*EXERCISE DIRECTIONS*
Your response should be a copy of each line in the listing below that includes the word "Validar".
══════════════════════════════
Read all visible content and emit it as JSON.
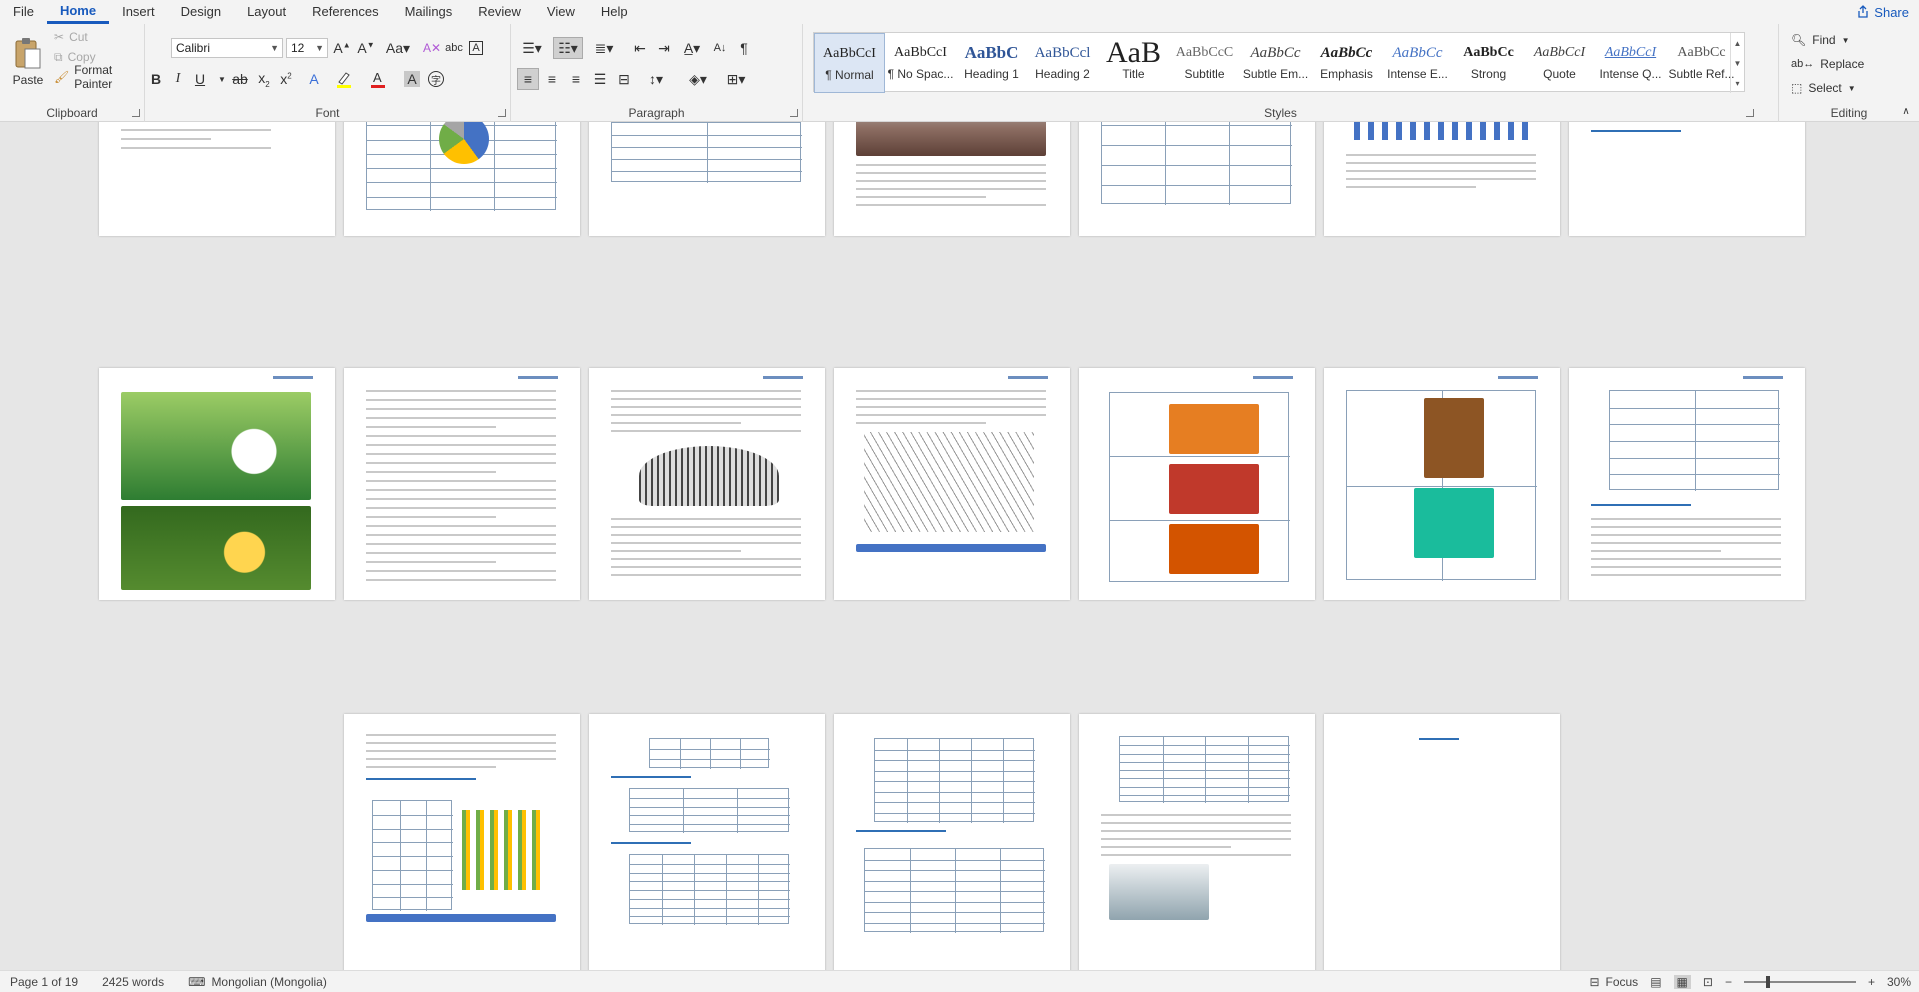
{
  "menu": {
    "tabs": [
      "File",
      "Home",
      "Insert",
      "Design",
      "Layout",
      "References",
      "Mailings",
      "Review",
      "View",
      "Help"
    ],
    "active_tab": "Home",
    "share_label": "Share"
  },
  "ribbon": {
    "clipboard": {
      "label": "Clipboard",
      "paste": "Paste",
      "cut": "Cut",
      "copy": "Copy",
      "format_painter": "Format Painter"
    },
    "font": {
      "label": "Font",
      "font_name": "Calibri",
      "font_size": "12"
    },
    "paragraph": {
      "label": "Paragraph"
    },
    "styles": {
      "label": "Styles",
      "items": [
        {
          "sample": "AaBbCcI",
          "name": "¶ Normal",
          "color": "#222222",
          "selected": true
        },
        {
          "sample": "AaBbCcI",
          "name": "¶ No Spac...",
          "color": "#222222",
          "selected": false
        },
        {
          "sample": "AaBbC",
          "name": "Heading 1",
          "color": "#2f5597",
          "selected": false
        },
        {
          "sample": "AaBbCcl",
          "name": "Heading 2",
          "color": "#2f5597",
          "selected": false
        },
        {
          "sample": "AaB",
          "name": "Title",
          "color": "#222222",
          "selected": false
        },
        {
          "sample": "AaBbCcC",
          "name": "Subtitle",
          "color": "#666666",
          "selected": false
        },
        {
          "sample": "AaBbCc",
          "name": "Subtle Em...",
          "color": "#404040",
          "selected": false
        },
        {
          "sample": "AaBbCc",
          "name": "Emphasis",
          "color": "#222222",
          "selected": false
        },
        {
          "sample": "AaBbCc",
          "name": "Intense E...",
          "color": "#4472c4",
          "selected": false
        },
        {
          "sample": "AaBbCc",
          "name": "Strong",
          "color": "#222222",
          "selected": false
        },
        {
          "sample": "AaBbCcI",
          "name": "Quote",
          "color": "#404040",
          "selected": false
        },
        {
          "sample": "AaBbCcI",
          "name": "Intense Q...",
          "color": "#4472c4",
          "selected": false
        },
        {
          "sample": "AaBbCc",
          "name": "Subtle Ref...",
          "color": "#555555",
          "selected": false
        }
      ]
    },
    "editing": {
      "label": "Editing",
      "find": "Find",
      "replace": "Replace",
      "select": "Select"
    }
  },
  "statusbar": {
    "page": "Page 1 of 19",
    "words": "2425 words",
    "language": "Mongolian (Mongolia)",
    "focus": "Focus",
    "zoom": "30%"
  }
}
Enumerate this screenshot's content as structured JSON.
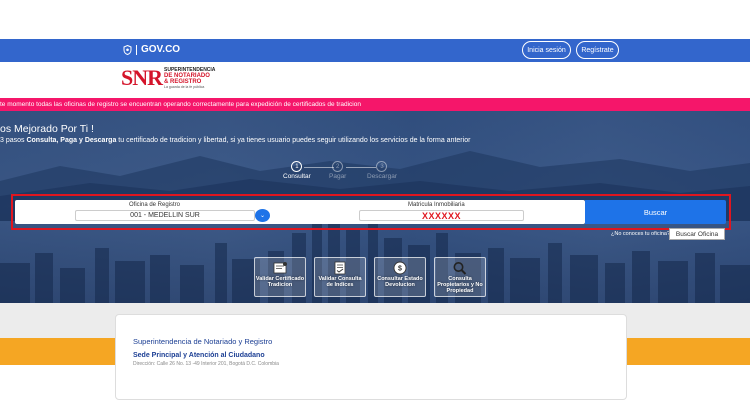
{
  "govbar": {
    "logo_text": "GOV.CO",
    "login_label": "Inicia sesión",
    "register_label": "Regístrate",
    "color": "#3366cc"
  },
  "brand": {
    "mark": "SNR",
    "line1": "SUPERINTENDENCIA",
    "line2": "DE NOTARIADO",
    "line3": "& REGISTRO",
    "line4": "La guarda de la fe pública"
  },
  "alert": {
    "text": "te momento todas las oficinas de registro se encuentran operando correctamente para expedición de certificados de tradicion",
    "color": "#f5166a"
  },
  "hero": {
    "title": "os Mejorado Por Ti !",
    "sub_pre": "3 pasos ",
    "sub_bold": "Consulta, Paga y Descarga",
    "sub_post": " tu certificado de tradicion y libertad, si ya tienes usuario puedes seguir utilizando los servicios de la forma anterior"
  },
  "steps": [
    {
      "number": "1",
      "label": "Consultar",
      "active": true
    },
    {
      "number": "2",
      "label": "Pagar",
      "active": false
    },
    {
      "number": "3",
      "label": "Descargar",
      "active": false
    }
  ],
  "search": {
    "oficina_label": "Oficina de Registro",
    "oficina_value": "001 - MEDELLIN SUR",
    "matricula_label": "Matricula Inmobiliaria",
    "matricula_value": "XXXXXX",
    "buscar_label": "Buscar",
    "oficina_question": "¿No conoces tu oficina?",
    "buscar_oficina_label": "Buscar Oficina",
    "highlight_color": "#e0161f",
    "button_color": "#1e73e8"
  },
  "tiles": [
    {
      "label": "Validar Certificado Tradicion",
      "icon": "certificate-icon"
    },
    {
      "label": "Validar Consulta de Indices",
      "icon": "document-check-icon"
    },
    {
      "label": "Consultar Estado Devolucion",
      "icon": "money-icon"
    },
    {
      "label": "Consulta Propietarios y No Propiedad",
      "icon": "magnifier-icon"
    }
  ],
  "footer": {
    "card_title": "Superintendencia de Notariado y Registro",
    "card_sub": "Sede Principal y Atención al Ciudadano",
    "card_addr": "Dirección: Calle 26 No. 13 -49 Interior 201, Bogotá D.C. Colombia",
    "strip_color": "#f5a623"
  }
}
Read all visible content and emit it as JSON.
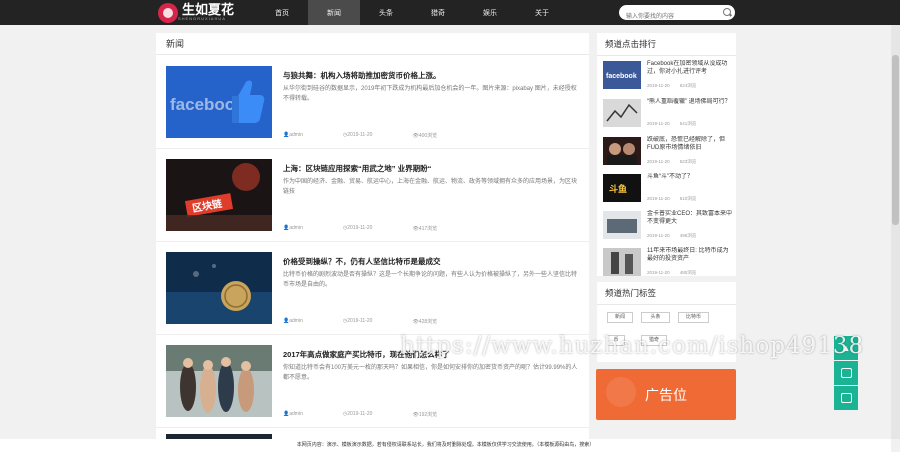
{
  "header": {
    "logo_text": "生如夏花",
    "logo_sub": "SHENGRUXIAHUA",
    "nav": [
      "首页",
      "新闻",
      "头条",
      "猎奇",
      "娱乐",
      "关于"
    ],
    "search_placeholder": "输入你要找的内容"
  },
  "main": {
    "section_title": "新闻",
    "articles": [
      {
        "title": "与狼共舞：机构入场将助推加密货币价格上涨。",
        "summary": "从华尔街到硅谷的数据显示，2019年初下跌成为机构最后加仓机会的一年。图片来源：pixabay 图片，未经授权不得转载。",
        "author": "admin",
        "date": "2019-11-20",
        "views": "400浏览"
      },
      {
        "title": "上海：区块链应用探索“用武之地” 业界期盼“",
        "summary": "作为中国的经济、金融、贸易、航运中心，上海在金融、航运、物流、政务等领域拥有众多的应用场景，为区块链技",
        "author": "admin",
        "date": "2019-11-20",
        "views": "417浏览"
      },
      {
        "title": "价格受到操纵？不，仍有人坚信比特币是最成交",
        "summary": "比特币价格的剧烈波动是否有操纵？这是一个长期争论的问题，有些人认为价格被操纵了，另外一些人坚信比特币市场是自由的。",
        "author": "admin",
        "date": "2019-11-20",
        "views": "428浏览"
      },
      {
        "title": "2017年高点做家庭产买比特币，现在他们怎么样了",
        "summary": "你知道比特币会有100万美元一枚的那天吗？如果相信，你是如何安排你的加密货币资产的呢？估计99.99%的人都不愿意。",
        "author": "admin",
        "date": "2019-11-20",
        "views": "192浏览"
      }
    ]
  },
  "sidebar": {
    "rank_title": "频道点击排行",
    "ranks": [
      {
        "title": "Facebook在加密领域从没成功过，你对小扎进行评考",
        "date": "2019-11-20",
        "views": "624浏览",
        "thumb_label": "facebook"
      },
      {
        "title": "“熊人重蹈覆辙” 退场佛局可行？",
        "date": "2019-11-20",
        "views": "541浏览"
      },
      {
        "title": "跌破底，恐慌已经解除了，但FUD原市场情绪依旧",
        "date": "2019-11-20",
        "views": "523浏览"
      },
      {
        "title": "斗鱼“斗”不动了？",
        "date": "2019-11-20",
        "views": "510浏览",
        "thumb_label": "斗鱼"
      },
      {
        "title": "金卡普实业CEO：其致富本来中不变得更大",
        "date": "2019-11-20",
        "views": "496浏览"
      },
      {
        "title": "11年来市场最终日: 比特币成为最好的投资资产",
        "date": "2019-11-20",
        "views": "485浏览"
      }
    ],
    "tags_title": "频道热门标签",
    "tags": [
      "新闻",
      "头条",
      "比特币",
      "币",
      "猎奇"
    ],
    "ad_text": "广告位"
  },
  "footer": {
    "text": "本网页内容：演示、模板演示数据，若有侵权请联系站长，我们将及时删除处理。本模板仅供学习交流使用。（本模板源码由鸟，搜索）"
  },
  "watermark": "https://www.huzhan.com/ishop49138",
  "colors": {
    "header_bg": "#232323",
    "accent_green": "#1ab394",
    "ad_orange": "#f06a35",
    "logo_red": "#d6254a"
  }
}
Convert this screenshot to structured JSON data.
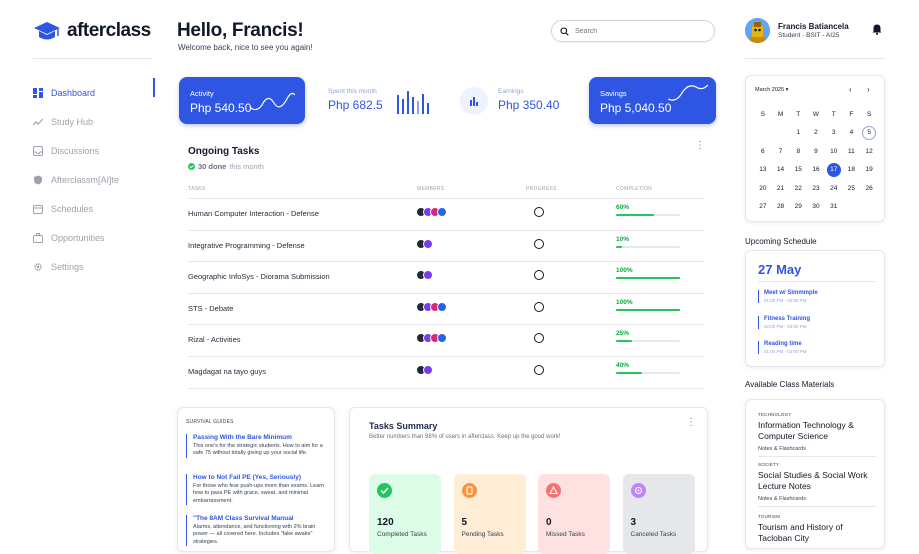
{
  "brand": {
    "name": "afterclass"
  },
  "nav": [
    {
      "label": "Dashboard",
      "icon": "dashboard-icon",
      "active": true
    },
    {
      "label": "Study Hub",
      "icon": "trend-icon"
    },
    {
      "label": "Discussions",
      "icon": "inbox-icon"
    },
    {
      "label": "Afterclassm[AI]te",
      "icon": "shield-icon"
    },
    {
      "label": "Schedules",
      "icon": "calendar-icon"
    },
    {
      "label": "Opportunities",
      "icon": "briefcase-icon"
    },
    {
      "label": "Settings",
      "icon": "gear-icon"
    }
  ],
  "header": {
    "greeting": "Hello, Francis!",
    "subtitle": "Welcome back, nice to see you again!",
    "search_placeholder": "Search"
  },
  "user": {
    "name": "Francis Batiancela",
    "role": "Student · BSIT - AI25"
  },
  "stats": {
    "activity": {
      "label": "Activity",
      "value": "Php 540.50"
    },
    "spent": {
      "label": "Spent this month",
      "value": "Php 682.5"
    },
    "earnings": {
      "label": "Earnings",
      "value": "Php 350.40"
    },
    "savings": {
      "label": "Savings",
      "value": "Php 5,040.50"
    }
  },
  "ongoing": {
    "title": "Ongoing Tasks",
    "done_count": "30 done",
    "done_suffix": "this month",
    "headers": {
      "tasks": "TASKS",
      "members": "MEMBERS",
      "progress": "PROGRESS",
      "completion": "COMPLETION"
    },
    "rows": [
      {
        "name": "Human Computer Interaction - Defense",
        "members": 4,
        "completion": "60%",
        "pct": 60
      },
      {
        "name": "Integrative Programming - Defense",
        "members": 2,
        "completion": "10%",
        "pct": 10
      },
      {
        "name": "Geographic InfoSys - Diorama Submission",
        "members": 2,
        "completion": "100%",
        "pct": 100
      },
      {
        "name": "STS - Debate",
        "members": 4,
        "completion": "100%",
        "pct": 100
      },
      {
        "name": "Rizal - Activities",
        "members": 4,
        "completion": "25%",
        "pct": 25
      },
      {
        "name": "Magdagat na tayo guys",
        "members": 2,
        "completion": "40%",
        "pct": 40
      }
    ]
  },
  "guides": {
    "title": "SURVIVAL GUIDES",
    "items": [
      {
        "title": "Passing With the Bare Minimum",
        "text": "This one's for the strategic students. How to aim for a safe 75 without totally giving up your social life."
      },
      {
        "title": "How to Not Fail PE (Yes, Seriously)",
        "text": "For those who fear push-ups more than exams. Learn how to pass PE with grace, sweat, and minimal embarrassment."
      },
      {
        "title": "\"The 8AM Class Survival Manual",
        "text": "Alarms, attendance, and functioning with 2% brain power — all covered here. Includes \"fake awake\" strategies."
      }
    ]
  },
  "summary": {
    "title": "Tasks Summary",
    "subtitle": "Better numbers than 98% of users in afterclass. Keep up the good work!",
    "tiles": [
      {
        "count": "120",
        "label": "Completed Tasks",
        "bg": "#dcfce7",
        "icon_bg": "#22c55e",
        "icon": "check-icon"
      },
      {
        "count": "5",
        "label": "Pending Tasks",
        "bg": "#ffedd5",
        "icon_bg": "#fb923c",
        "icon": "document-icon"
      },
      {
        "count": "0",
        "label": "Missed Tasks",
        "bg": "#fee2e2",
        "icon_bg": "#f87171",
        "icon": "warning-icon"
      },
      {
        "count": "3",
        "label": "Canceled Tasks",
        "bg": "#e5e7eb",
        "icon_bg": "#c084fc",
        "icon": "cancel-icon"
      }
    ]
  },
  "calendar": {
    "month": "March 2025",
    "days": [
      "S",
      "M",
      "T",
      "W",
      "T",
      "F",
      "S"
    ],
    "weeks": [
      [
        "",
        "",
        "",
        "",
        "",
        "",
        ""
      ],
      [
        "",
        "",
        "1",
        "2",
        "3",
        "4",
        "5"
      ],
      [
        "6",
        "7",
        "8",
        "9",
        "10",
        "11",
        "12"
      ],
      [
        "13",
        "14",
        "15",
        "16",
        "17",
        "18",
        "19"
      ],
      [
        "20",
        "21",
        "22",
        "23",
        "24",
        "25",
        "26"
      ],
      [
        "27",
        "28",
        "29",
        "30",
        "31",
        "",
        ""
      ]
    ],
    "selected": "17",
    "today": "5"
  },
  "schedule": {
    "title": "Upcoming Schedule",
    "date": "27 May",
    "events": [
      {
        "title": "Meet w/ Simmmple",
        "time": "01:00 PM - 02:00 PM"
      },
      {
        "title": "Fitness Training",
        "time": "02:00 PM - 03:00 PM"
      },
      {
        "title": "Reading time",
        "time": "01:00 PM - 02:00 PM"
      }
    ]
  },
  "materials": {
    "title": "Available Class Materials",
    "items": [
      {
        "category": "TECHNOLOGY",
        "title": "Information Technology & Computer Science",
        "link": "Notes & Flashcards"
      },
      {
        "category": "SOCIETY",
        "title": "Social Studies & Social Work Lecture Notes",
        "link": "Notes & Flashcards"
      },
      {
        "category": "TOURISM",
        "title": "Tourism and History of Tacloban City",
        "link": ""
      }
    ]
  },
  "colors": {
    "accent": "#2f55e3",
    "success": "#22c55e"
  }
}
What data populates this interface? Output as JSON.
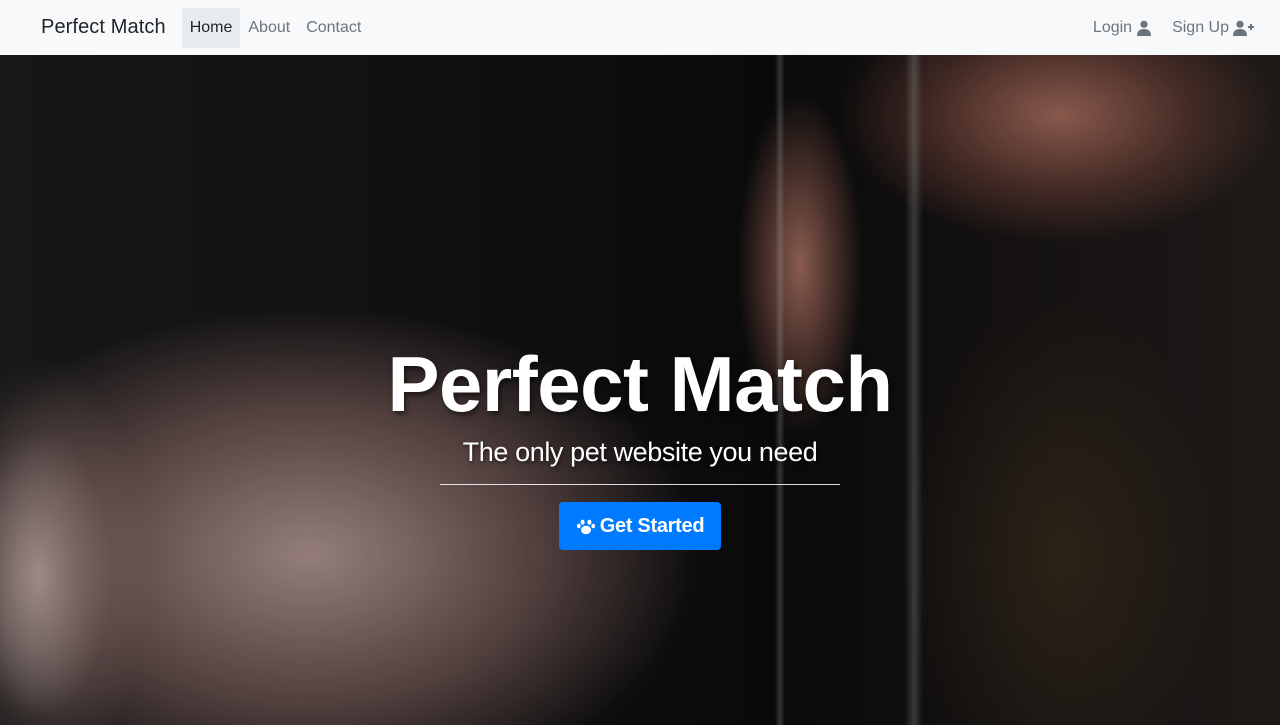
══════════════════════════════
*EXPECTED ANSWER*
      "label": "Validar Certificado Tradicion",
      "label": "Validar Consulta de Indices",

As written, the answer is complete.